While a strong performance by Cruz in Iowa would be a death knell for his evangelical rivals, the establishment-minded candidates in the field will have every reason to stick around for another eight days until New Hampshire’s more moderate voters have their say. While Marco Rubio has emerged as the most likely establishment alternative to Trump and Cruz, this group still has legitimate reasons to believe Rubio will stumble, given his lackluster ground game and ongoing failure to turn his strong debate performances and establishment support into a polling lead. Bush, Kasich, and Christie, meanwhile, aren’t all that far behind Rubio in the polls. The newly anointed one is sitting in a tie with Cruz at 12.0 percent in RealClearPolitics’ rolling New Hampshire average. Meanwhile, Christie’s at 11.3 percent, Bush is at 8.0 percent, and Kasich is at 7.7 percent.

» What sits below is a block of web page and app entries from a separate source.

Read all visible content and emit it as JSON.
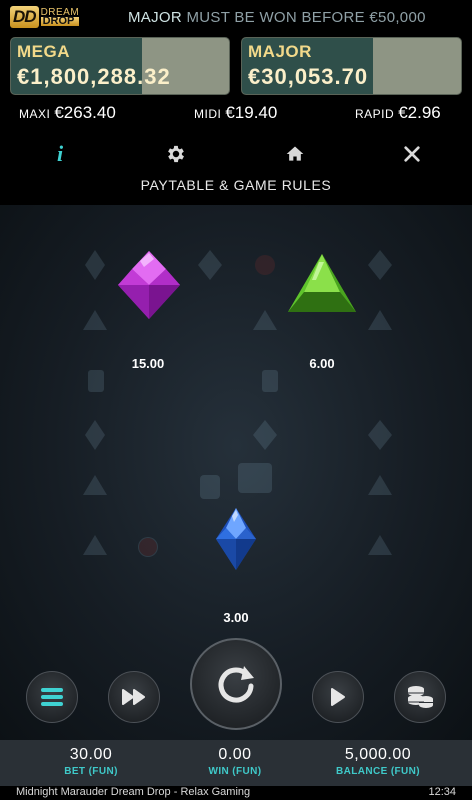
{
  "header": {
    "logo": {
      "mark": "DD",
      "line1": "DREAM",
      "line2": "DROP"
    },
    "ticker": {
      "highlight": "MAJOR",
      "rest": "MUST BE WON BEFORE €50,000"
    },
    "jackpots": [
      {
        "name": "MEGA",
        "amount": "€1,800,288.32",
        "fill_fraction": 0.6
      },
      {
        "name": "MAJOR",
        "amount": "€30,053.70",
        "fill_fraction": 0.6
      }
    ],
    "mini_jackpots": [
      {
        "label": "MAXI",
        "amount": "€263.40"
      },
      {
        "label": "MIDI",
        "amount": "€19.40"
      },
      {
        "label": "RAPID",
        "amount": "€2.96"
      }
    ]
  },
  "toolbar": {
    "info_glyph": "i",
    "icons": [
      "info-icon",
      "gear-icon",
      "home-icon",
      "close-icon"
    ],
    "title": "PAYTABLE & GAME RULES"
  },
  "paytable": {
    "symbols": [
      {
        "gem": "purple-gem",
        "color": "#c23bd6",
        "payout": "15.00"
      },
      {
        "gem": "green-gem",
        "color": "#5fc42c",
        "payout": "6.00"
      },
      {
        "gem": "blue-gem",
        "color": "#2f6fe0",
        "payout": "3.00"
      }
    ]
  },
  "controls": [
    "menu-button",
    "fast-forward-button",
    "spin-button",
    "autoplay-button",
    "bet-coins-button"
  ],
  "footer": {
    "bet": {
      "value": "30.00",
      "label": "BET (FUN)"
    },
    "win": {
      "value": "0.00",
      "label": "WIN (FUN)"
    },
    "balance": {
      "value": "5,000.00",
      "label": "BALANCE (FUN)"
    }
  },
  "statusbar": {
    "title": "Midnight Marauder Dream Drop - Relax Gaming",
    "clock": "12:34"
  },
  "colors": {
    "accent": "#3fd2d2",
    "jackpot_text": "#f2d98a",
    "footer_bg": "#2a3036"
  }
}
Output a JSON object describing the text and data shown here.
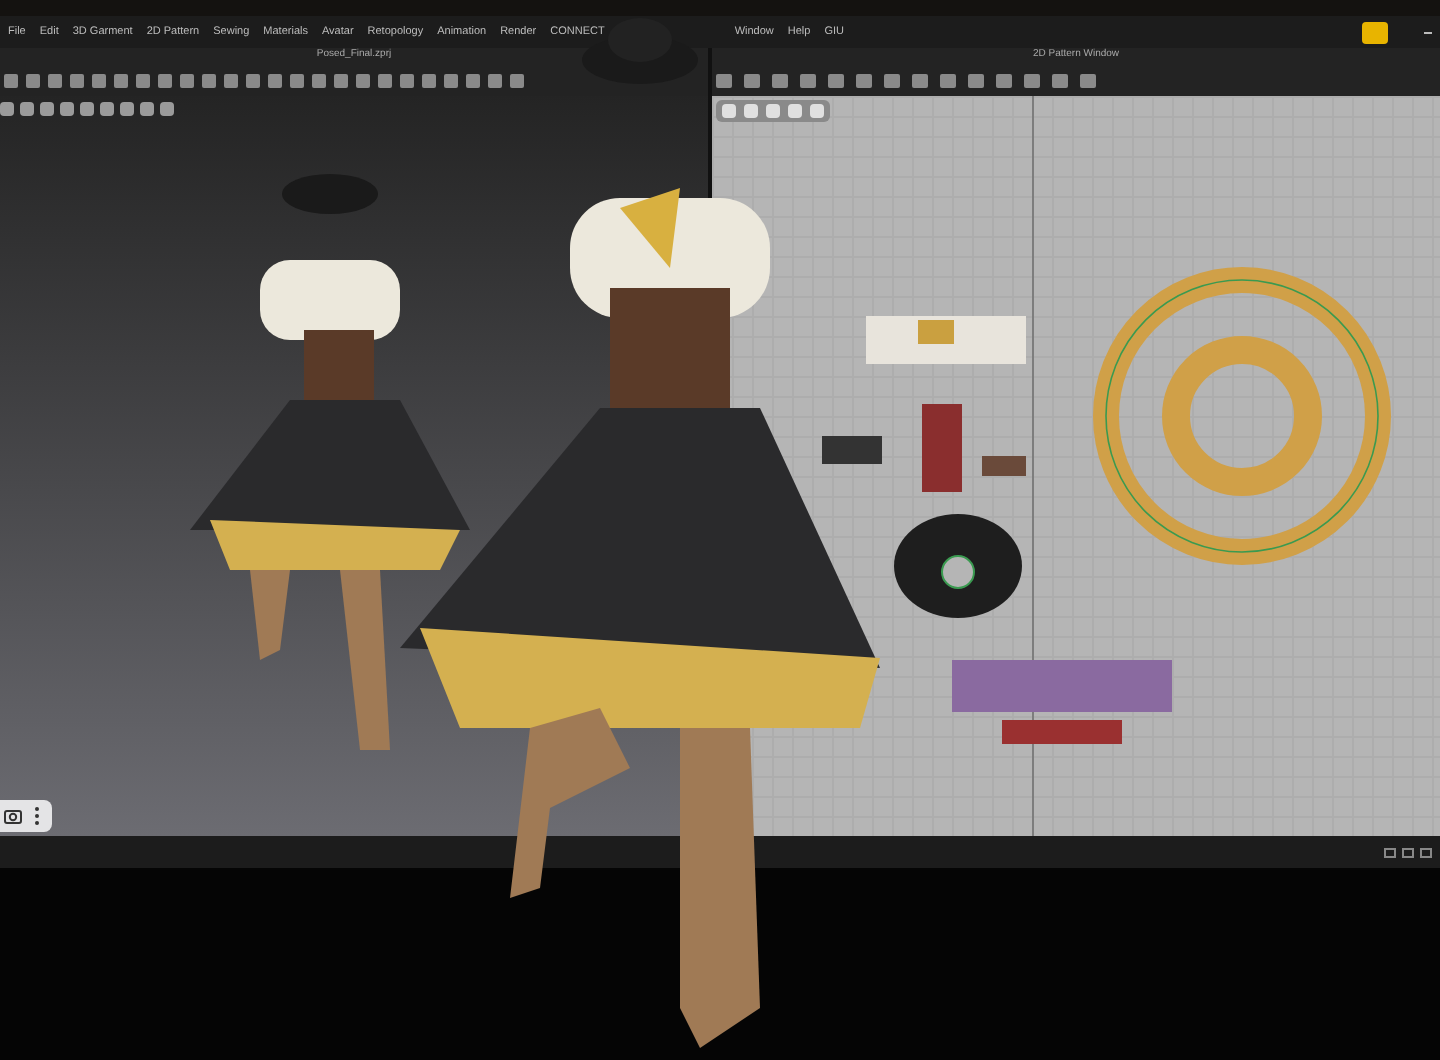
{
  "menu_bar": {
    "items": [
      "File",
      "Edit",
      "3D Garment",
      "2D Pattern",
      "Sewing",
      "Materials",
      "Avatar",
      "Retopology",
      "Animation",
      "Render",
      "CONNECT",
      "Window",
      "Help",
      "GIU"
    ]
  },
  "viewport_3d": {
    "title": "Posed_Final.zprj"
  },
  "pattern_window": {
    "title": "2D Pattern Window"
  }
}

Prediction: If Rubio wins New Hampshire—or even just bests his establishment rivals by a considerable margin—the GOP powerbrokers will start leaning on these candidates to drop out so the party can rally around the Florida senator. Fiorina and Kasich would likely heed those calls without much of a fight. Christie, though, is on the upswing and could use a solid performance to justify fighting on. Bush has the super PAC cash and the family to stick around as long he wants.

Don’t Ask Me: Donald Trump

Prediction: If Trump fails to win either Iowa or New Hampshire, it’s hard to imagine his winners-win-and-losers-lose ego would be able to survive. At the same time, it’s equally difficult to imagine that same ego would allow the Donald to admit defeat.